======== DATASET EXTRACT

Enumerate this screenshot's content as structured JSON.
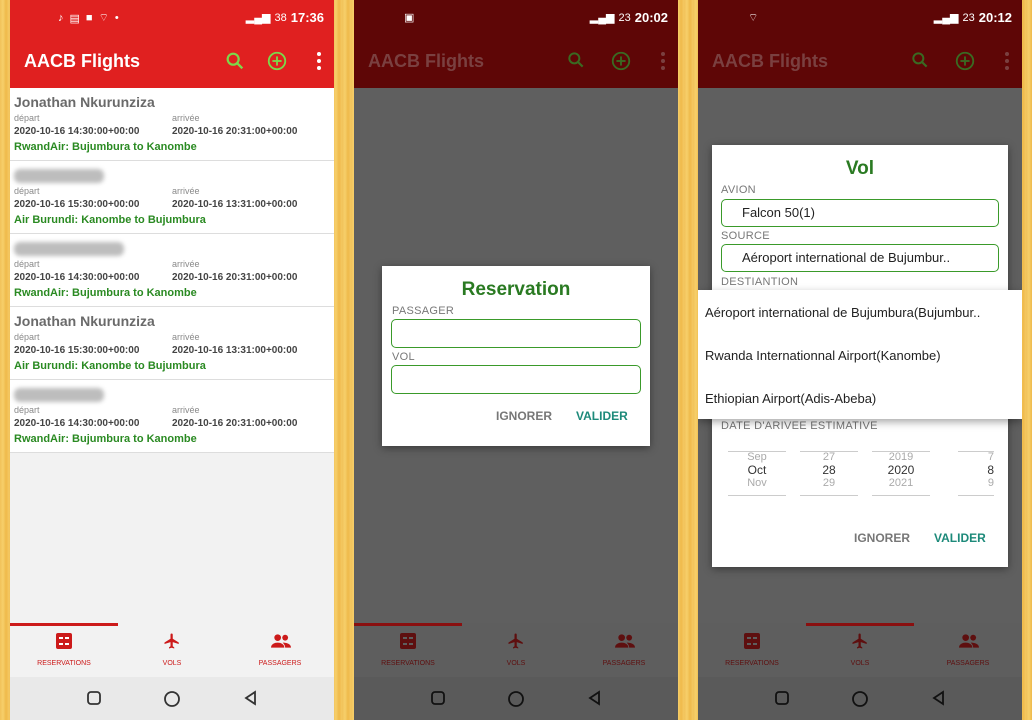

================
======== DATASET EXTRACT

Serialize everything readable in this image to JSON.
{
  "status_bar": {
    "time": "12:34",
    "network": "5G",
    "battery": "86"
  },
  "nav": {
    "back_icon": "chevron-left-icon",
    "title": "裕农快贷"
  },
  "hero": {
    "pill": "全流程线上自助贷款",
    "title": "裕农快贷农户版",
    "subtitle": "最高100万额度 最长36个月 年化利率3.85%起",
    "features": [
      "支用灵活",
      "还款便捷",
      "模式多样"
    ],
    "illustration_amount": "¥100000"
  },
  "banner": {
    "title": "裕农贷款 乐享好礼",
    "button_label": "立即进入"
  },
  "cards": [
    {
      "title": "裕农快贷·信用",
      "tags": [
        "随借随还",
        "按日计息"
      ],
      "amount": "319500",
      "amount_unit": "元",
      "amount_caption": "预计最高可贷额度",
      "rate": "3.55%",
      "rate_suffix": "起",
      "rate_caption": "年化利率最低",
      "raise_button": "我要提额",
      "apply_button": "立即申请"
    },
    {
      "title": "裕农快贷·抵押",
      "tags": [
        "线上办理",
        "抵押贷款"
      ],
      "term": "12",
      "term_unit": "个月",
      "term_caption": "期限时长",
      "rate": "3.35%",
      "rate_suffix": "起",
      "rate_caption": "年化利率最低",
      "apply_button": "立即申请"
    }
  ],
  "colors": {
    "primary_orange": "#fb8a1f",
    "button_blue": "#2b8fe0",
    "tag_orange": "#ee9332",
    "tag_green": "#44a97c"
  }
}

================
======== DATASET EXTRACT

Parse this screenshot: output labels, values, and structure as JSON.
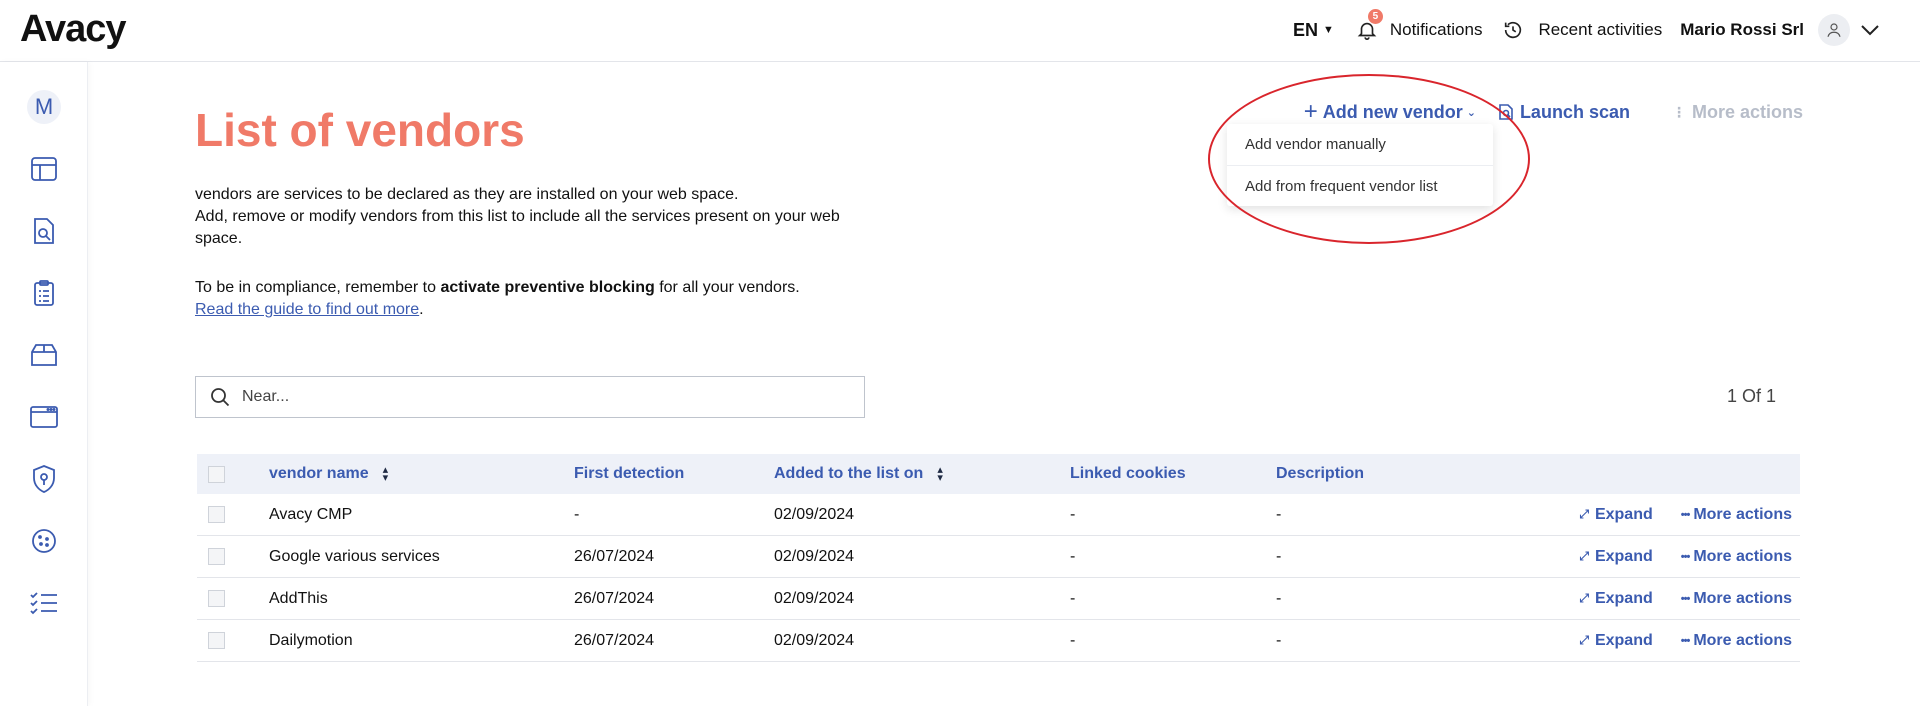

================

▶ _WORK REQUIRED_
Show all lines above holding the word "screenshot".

▶ _EXERCISE OUTPUT_
Enumerate this screenshot's content as structured JSON.
Parse this screenshot: output labels, values, and structure as JSON.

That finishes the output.